Work to be completed> Gather all lines in the data that hold the string "name".

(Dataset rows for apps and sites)
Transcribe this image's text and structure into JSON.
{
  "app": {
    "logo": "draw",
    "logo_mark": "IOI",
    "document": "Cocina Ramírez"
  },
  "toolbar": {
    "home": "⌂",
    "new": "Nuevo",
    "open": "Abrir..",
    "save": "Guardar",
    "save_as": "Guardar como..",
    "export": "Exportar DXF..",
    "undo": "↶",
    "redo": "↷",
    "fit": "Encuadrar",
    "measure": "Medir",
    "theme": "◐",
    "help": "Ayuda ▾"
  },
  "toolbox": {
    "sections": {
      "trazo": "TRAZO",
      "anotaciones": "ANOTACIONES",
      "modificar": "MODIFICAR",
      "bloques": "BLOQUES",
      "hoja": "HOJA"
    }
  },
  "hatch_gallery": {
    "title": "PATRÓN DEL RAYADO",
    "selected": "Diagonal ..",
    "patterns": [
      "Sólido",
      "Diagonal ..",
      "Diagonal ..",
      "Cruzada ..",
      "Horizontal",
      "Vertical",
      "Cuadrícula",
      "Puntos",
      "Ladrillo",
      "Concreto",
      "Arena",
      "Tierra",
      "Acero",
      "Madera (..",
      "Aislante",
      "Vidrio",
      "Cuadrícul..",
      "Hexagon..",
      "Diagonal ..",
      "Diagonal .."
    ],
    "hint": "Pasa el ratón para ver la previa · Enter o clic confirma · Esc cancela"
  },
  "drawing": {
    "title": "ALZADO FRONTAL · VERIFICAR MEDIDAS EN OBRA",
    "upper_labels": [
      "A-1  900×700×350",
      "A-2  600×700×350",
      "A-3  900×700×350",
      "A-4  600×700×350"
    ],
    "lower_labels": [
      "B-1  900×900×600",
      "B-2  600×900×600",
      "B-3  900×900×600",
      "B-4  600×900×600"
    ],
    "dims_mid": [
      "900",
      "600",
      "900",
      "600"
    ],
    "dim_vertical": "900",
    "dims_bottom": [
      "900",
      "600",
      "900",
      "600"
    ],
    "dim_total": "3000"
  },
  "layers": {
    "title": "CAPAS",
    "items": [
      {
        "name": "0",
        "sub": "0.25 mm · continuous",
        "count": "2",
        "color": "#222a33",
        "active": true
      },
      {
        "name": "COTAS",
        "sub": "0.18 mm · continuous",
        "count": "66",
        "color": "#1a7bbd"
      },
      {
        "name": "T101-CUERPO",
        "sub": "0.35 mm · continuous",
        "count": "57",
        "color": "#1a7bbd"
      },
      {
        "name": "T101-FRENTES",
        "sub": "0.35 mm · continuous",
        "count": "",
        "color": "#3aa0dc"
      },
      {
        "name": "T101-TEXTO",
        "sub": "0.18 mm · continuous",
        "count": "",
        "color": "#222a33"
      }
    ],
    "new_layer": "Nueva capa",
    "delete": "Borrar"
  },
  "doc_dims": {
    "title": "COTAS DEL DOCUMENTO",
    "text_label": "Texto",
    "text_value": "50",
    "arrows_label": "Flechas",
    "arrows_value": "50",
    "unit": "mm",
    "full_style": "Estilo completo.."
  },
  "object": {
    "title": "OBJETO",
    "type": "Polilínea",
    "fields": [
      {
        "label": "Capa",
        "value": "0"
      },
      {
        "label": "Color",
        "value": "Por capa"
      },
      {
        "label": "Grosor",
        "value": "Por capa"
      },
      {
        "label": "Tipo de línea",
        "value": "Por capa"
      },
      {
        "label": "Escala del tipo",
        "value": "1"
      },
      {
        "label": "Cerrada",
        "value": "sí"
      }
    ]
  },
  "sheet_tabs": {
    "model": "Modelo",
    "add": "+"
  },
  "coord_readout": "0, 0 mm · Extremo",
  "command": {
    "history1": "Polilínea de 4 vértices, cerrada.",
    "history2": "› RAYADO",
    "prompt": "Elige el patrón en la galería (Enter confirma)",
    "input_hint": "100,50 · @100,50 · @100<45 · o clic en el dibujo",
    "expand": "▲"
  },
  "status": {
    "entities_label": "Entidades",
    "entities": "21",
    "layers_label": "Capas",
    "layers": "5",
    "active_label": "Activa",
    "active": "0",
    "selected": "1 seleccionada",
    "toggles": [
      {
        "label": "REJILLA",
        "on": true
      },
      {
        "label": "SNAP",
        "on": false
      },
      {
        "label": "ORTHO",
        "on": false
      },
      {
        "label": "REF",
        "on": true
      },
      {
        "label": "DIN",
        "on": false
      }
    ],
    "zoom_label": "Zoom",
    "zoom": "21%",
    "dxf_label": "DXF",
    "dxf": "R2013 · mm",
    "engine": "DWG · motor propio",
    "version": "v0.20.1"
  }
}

Expected answer>
        "name": "0",
        "name": "COTAS",
        "name": "T101-CUERPO",
        "name": "T101-FRENTES",
        "name": "T101-TEXTO",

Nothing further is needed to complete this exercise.